The American Automobile Association (AAA) said heavy rainstorms in Northern California have affected production capacity, which in turn has caused a slight surge in gas prices in Southern California. A spokesperson compared it to when Hurricane Ida hit Louisiana and caused gas prices to rise in the state.
"It's a bit of a supply crunch we have right now," said Jeffrey Spring, corporate communications manager for the Southern California branch of the AAA. "There's nothing major, until the refineries in Northern California can get back up to full production."
The situation in Northern California is even worse, with prices nearing $5 a gallon in most areas. In Humboldt County, in the very northern parts of the state, the average price of gas is sitting at $4.971 per gallon.
In the Bay Area, AAA Northern California spokesperson Sergio Avila said the region has been "setting records for gas prices in the last week or two."
"The price of crude oil has been above $80 a barrel and that typically accounts for about 60 percent of what we pay at the pump," continued Avila.
Avila pointed out that state and local taxes strongly contribute to the differences in price.
As of Thursday morning, November 11, the average price of gas in the San Francisco Metro Area was at $4.83 a gallon. In the Oakland Metro Area it is at $4.73 a gallon, $4.77 a gallon in the San Jose Metro Area and $4.88 a gallon in the San Rafael Metro Area.
In San Francisco, a Shell gas station on the corner of 4th and Bryant Street has the most expensive gasoline in the city at $5.85 a gallon for regular.
"It hurts every time, it hurts every time," said San Francisco resident Ricky Thomas who was forced to fill up his gas at the Shell gas station. "Sometimes I think it might be cheaper to get a flight."
Thomas usually fills up his gas tank in the East Bay. But on the day he was interviewed by ABC7, his car did not have enough gas to make it across the bridge.
"Prices are significantly cheaper there, like 30 cents a gallon cheaper, so I like to fill up when I'm over there even if I don't need gas," he said.
Gas prices in the state have been increasing steadily throughout the year. They have surged in recent months as a result of growing demand for fuel and a variety of other factors, including the inability or unwillingness of international fuel suppliers to produce more oil.
Avila expects gas prices to peak at around Thanksgiving, when millions of Americans make their way home to their families to celebrate the holiday.
"We're expecting 53.4 million people to travel for Thanksgiving, with 90 percent of those doing so by vehicle," he said.
"What's happening up in the Bay Area indicates that maybe we're at the tippy top of this price increases, barring any other issues," said Spring. "So we're hoping by the end of the year that things will start heading downward."

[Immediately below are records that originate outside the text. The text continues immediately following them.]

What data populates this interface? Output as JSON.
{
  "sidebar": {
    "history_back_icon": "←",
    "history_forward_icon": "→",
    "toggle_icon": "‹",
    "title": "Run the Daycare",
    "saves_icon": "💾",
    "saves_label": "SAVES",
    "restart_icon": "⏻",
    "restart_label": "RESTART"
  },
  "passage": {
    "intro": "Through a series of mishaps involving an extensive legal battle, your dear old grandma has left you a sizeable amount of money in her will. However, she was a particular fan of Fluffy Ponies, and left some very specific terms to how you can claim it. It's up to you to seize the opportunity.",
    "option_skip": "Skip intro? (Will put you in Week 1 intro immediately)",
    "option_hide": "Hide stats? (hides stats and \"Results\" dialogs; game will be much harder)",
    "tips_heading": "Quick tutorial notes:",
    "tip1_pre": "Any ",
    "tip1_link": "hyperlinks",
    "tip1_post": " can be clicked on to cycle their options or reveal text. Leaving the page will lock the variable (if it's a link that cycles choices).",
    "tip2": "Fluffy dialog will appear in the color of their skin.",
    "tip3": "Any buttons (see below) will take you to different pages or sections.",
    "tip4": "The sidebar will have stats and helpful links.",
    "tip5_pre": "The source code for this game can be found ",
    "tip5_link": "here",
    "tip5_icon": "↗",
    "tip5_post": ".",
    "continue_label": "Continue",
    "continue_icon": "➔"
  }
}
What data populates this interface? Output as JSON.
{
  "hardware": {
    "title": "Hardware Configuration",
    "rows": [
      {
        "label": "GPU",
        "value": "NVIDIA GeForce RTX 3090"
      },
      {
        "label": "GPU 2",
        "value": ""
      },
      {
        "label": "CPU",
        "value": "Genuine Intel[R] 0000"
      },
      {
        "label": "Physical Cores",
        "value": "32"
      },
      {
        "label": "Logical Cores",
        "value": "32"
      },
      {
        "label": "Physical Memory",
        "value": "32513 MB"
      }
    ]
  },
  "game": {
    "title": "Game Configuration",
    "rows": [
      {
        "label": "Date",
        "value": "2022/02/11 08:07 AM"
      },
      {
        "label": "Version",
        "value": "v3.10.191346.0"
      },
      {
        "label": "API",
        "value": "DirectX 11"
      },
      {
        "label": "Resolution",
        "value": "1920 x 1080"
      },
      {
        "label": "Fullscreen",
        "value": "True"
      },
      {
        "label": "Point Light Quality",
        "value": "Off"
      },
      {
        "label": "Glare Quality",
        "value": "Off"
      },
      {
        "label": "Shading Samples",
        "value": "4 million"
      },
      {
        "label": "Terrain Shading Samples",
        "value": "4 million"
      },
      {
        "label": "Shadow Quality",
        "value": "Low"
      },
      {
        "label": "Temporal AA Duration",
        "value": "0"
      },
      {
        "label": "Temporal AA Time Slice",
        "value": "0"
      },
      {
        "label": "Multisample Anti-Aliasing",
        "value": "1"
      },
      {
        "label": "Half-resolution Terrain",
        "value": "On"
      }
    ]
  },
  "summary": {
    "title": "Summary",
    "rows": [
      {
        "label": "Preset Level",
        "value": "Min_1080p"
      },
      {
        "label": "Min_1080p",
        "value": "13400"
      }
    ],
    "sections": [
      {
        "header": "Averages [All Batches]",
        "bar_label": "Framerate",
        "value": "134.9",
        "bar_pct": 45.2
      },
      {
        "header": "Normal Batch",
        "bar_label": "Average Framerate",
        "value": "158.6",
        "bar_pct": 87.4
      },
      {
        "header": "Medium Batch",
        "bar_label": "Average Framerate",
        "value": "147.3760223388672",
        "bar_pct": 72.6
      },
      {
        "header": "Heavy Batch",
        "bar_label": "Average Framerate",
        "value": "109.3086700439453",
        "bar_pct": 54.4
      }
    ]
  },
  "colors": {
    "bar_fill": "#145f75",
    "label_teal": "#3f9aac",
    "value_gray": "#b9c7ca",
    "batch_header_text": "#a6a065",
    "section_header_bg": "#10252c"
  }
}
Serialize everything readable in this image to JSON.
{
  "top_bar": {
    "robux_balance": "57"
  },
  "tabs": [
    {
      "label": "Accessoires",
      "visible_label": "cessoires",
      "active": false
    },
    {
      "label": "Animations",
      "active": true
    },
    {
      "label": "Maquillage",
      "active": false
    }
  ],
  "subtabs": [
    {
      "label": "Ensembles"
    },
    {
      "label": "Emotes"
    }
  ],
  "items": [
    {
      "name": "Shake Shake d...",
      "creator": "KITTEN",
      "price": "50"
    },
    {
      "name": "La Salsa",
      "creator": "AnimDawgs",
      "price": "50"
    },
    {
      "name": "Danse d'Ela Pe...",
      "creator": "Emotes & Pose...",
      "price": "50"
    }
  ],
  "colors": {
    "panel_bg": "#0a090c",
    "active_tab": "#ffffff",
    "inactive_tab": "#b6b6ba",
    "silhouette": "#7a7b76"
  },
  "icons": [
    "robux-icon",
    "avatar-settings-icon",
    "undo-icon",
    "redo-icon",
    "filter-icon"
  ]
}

Wall Street analysts are warning that the country may start paying $100 or even $120 a barrel for oil. If this happens, such a situation would cause gas prices to surge, especially in California.
For more on the energy supply crunch in America, visit Power.news.